When I was getting married, my to-be-husband wasn’t supposed to see me for a week before our marriage. When I shared this with him, he looked at me with a puzzled look and said that’s not going to happen.
The world is getting smaller and marriages within different cultures are increasing. Even if you and your partner see eye-to-eye on everything, when families get involved, it can get complicated.
Planning a wedding is stressful and how you interact in stressful time can determine the health of your marriage. Now I’m not saying if you are having a hard time in such a vulnerable time, your marriage is in trouble. I’m just saying, get support for the stressful time, skill up early on in marriage and the rest will fall in place much smoother.
Here are some things to take into consideration to reduce the stress of planning a wedding when you have people coming from different backgrounds:
Your relationship is primary
It’s really important to keep in mind that your wedding day is a symbol of your marriage and life together. When your Indian family wants a week long wedding and your partner’s American family wants a traditional church wedding, you can forget why you are doing this and who this is for. Make a commitment to each other that when you are getting wrapped up in the minutiae of the wedding, you will remind each other this is for both of you and for your couple relationship. Remembering the why will help you from getting lost in the messiness of the details.
Name your biggest desires
Before getting the families involved, discuss with your partner what are each of your biggest desires. Make sure you know your values and what’s important to you two. Write down things that are “must-haves” and things you are willing to let slide. Are there restrictions (for example a budget) that would help you stay on track. Maybe spending 50K on two weddings is not possible. Is travel an option or not? Are there traditions that you want to implement as a form of respect to your families even if they are not your values.
Make Requests, Don’t Assume
Even if you are coming from similar backgrounds, I think it’s so important to name what you are thinking and wanting. We live in a world with information overload and we are all filled with too much chatter in our minds. People are thinking about themselves before thinking of others and if you have a need, it’s important you as for it.
In dealing with different cultures, values, languages, beliefs it’s even more important to name your expectations and desires. Be gentle and humble about it, and put words to it. Use direct person-to-person interaction as much as possible.
Allow for Openness
What I mean by this is, when you see something that you are not accustomed to, remember that it’s different not weird. Our brain automatically feels threatened when we see something we are not used to. So we label things as “crazy”, “weird”, “stupid”, etc.
You will probably see and hear things that your brain will see as “strange” and I invite you to have an open mind. Say instead, ‘oh this is different than what I am used to.’ Explore the meaning behind the thing, what does it mean to you partner and her family. What symbolism does it have for this culture.
My husband didn’t like my tradition because he was alone here. His family was in Iraq and really he had a very small wedding party (his few friends). Saying to him you can’t see me for a week was like saying to him you can’t be a part of this wedding, just show up on the wedding day.
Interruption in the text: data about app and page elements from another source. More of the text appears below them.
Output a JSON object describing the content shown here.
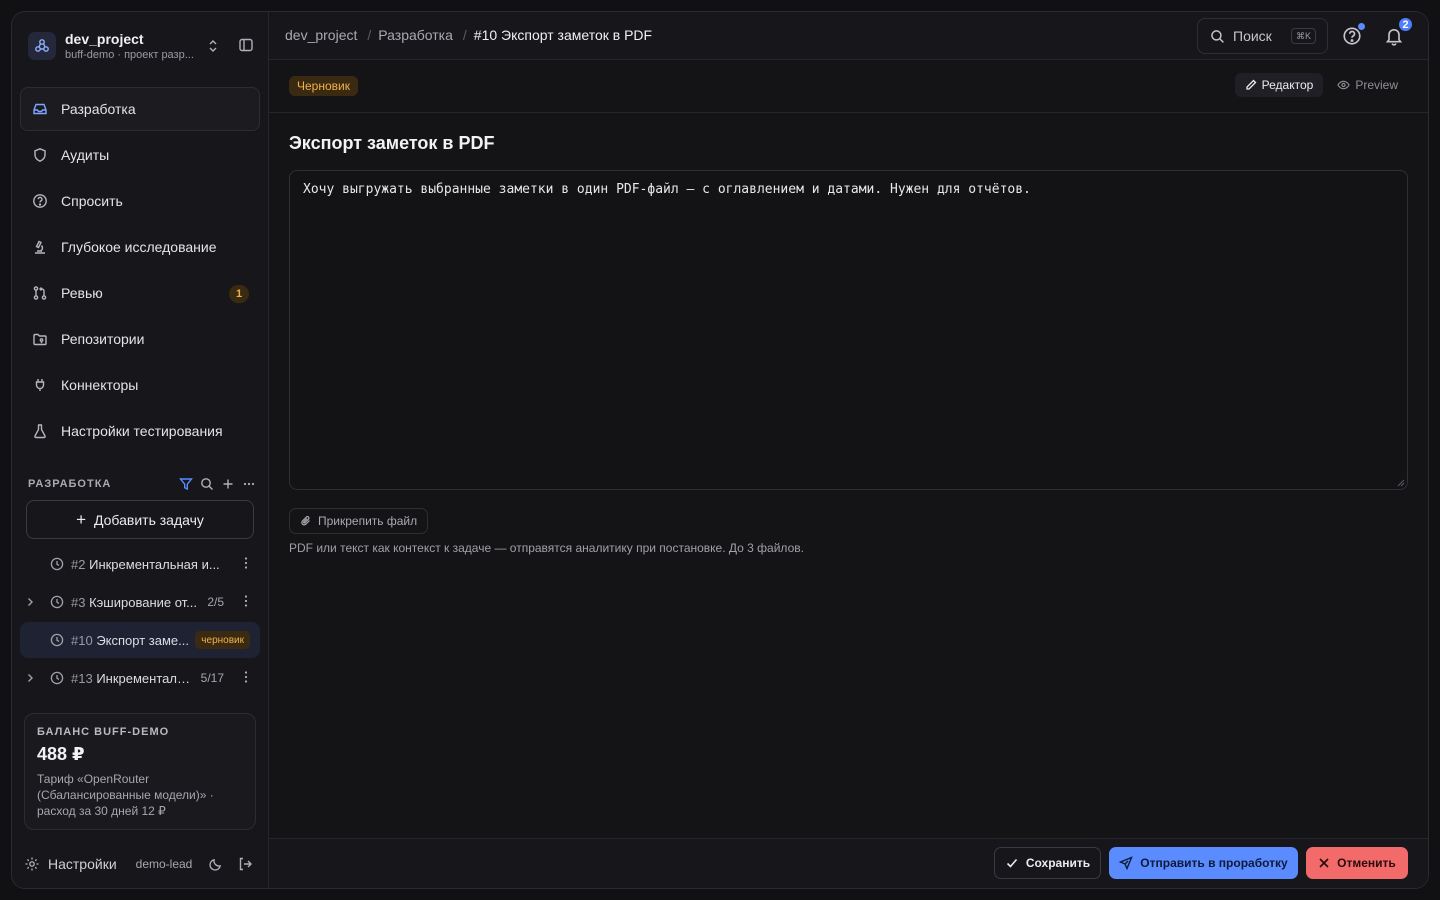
{
  "sidebar": {
    "project": {
      "name": "dev_project",
      "subtitle": "buff-demo · проект разр..."
    },
    "nav": [
      {
        "label": "Разработка",
        "icon": "inbox-icon",
        "active": true
      },
      {
        "label": "Аудиты",
        "icon": "shield-icon"
      },
      {
        "label": "Спросить",
        "icon": "help-circle-icon"
      },
      {
        "label": "Глубокое исследование",
        "icon": "microscope-icon"
      },
      {
        "label": "Ревью",
        "icon": "git-pull-request-icon",
        "badge": "1"
      },
      {
        "label": "Репозитории",
        "icon": "folder-git-icon"
      },
      {
        "label": "Коннекторы",
        "icon": "plug-icon"
      },
      {
        "label": "Настройки тестирования",
        "icon": "flask-icon"
      }
    ],
    "section_title": "РАЗРАБОТКА",
    "add_task_label": "Добавить задачу",
    "tasks": [
      {
        "num": "#2",
        "title": "Инкрементальная и...",
        "progress": "",
        "expandable": false
      },
      {
        "num": "#3",
        "title": "Кэширование от...",
        "progress": "2/5",
        "expandable": true
      },
      {
        "num": "#10",
        "title": "Экспорт заме...",
        "progress": "",
        "badge": "черновик",
        "active": true,
        "expandable": false
      },
      {
        "num": "#13",
        "title": "Инкременталь...",
        "progress": "5/17",
        "expandable": true
      }
    ],
    "balance": {
      "title": "БАЛАНС BUFF-DEMO",
      "amount": "488 ₽",
      "description": "Тариф «OpenRouter (Сбалансированные модели)» · расход за 30 дней 12 ₽"
    },
    "footer": {
      "settings_label": "Настройки",
      "user": "demo-lead"
    }
  },
  "header": {
    "breadcrumbs": [
      "dev_project",
      "Разработка",
      "#10 Экспорт заметок в PDF"
    ],
    "search_label": "Поиск",
    "search_shortcut": "⌘K",
    "notifications_count": "2"
  },
  "task": {
    "status_badge": "Черновик",
    "mode_tabs": {
      "editor": "Редактор",
      "preview": "Preview"
    },
    "title": "Экспорт заметок в PDF",
    "description": "Хочу выгружать выбранные заметки в один PDF-файл — с оглавлением и датами. Нужен для отчётов.",
    "attach_label": "Прикрепить файл",
    "attach_hint": "PDF или текст как контекст к задаче — отправятся аналитику при постановке. До 3 файлов."
  },
  "actions": {
    "save": "Сохранить",
    "send": "Отправить в проработку",
    "cancel": "Отменить"
  },
  "colors": {
    "accent": "#5b8cff",
    "danger": "#f26a6a",
    "draft_bg": "#3a2a12",
    "draft_fg": "#f0b14a"
  }
}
Yes I know, ridiculous right?!
When I was able to see this, it was a no brainer this particular tradition didn’t make sense for us in our context.
What are your fears for your wedding planning?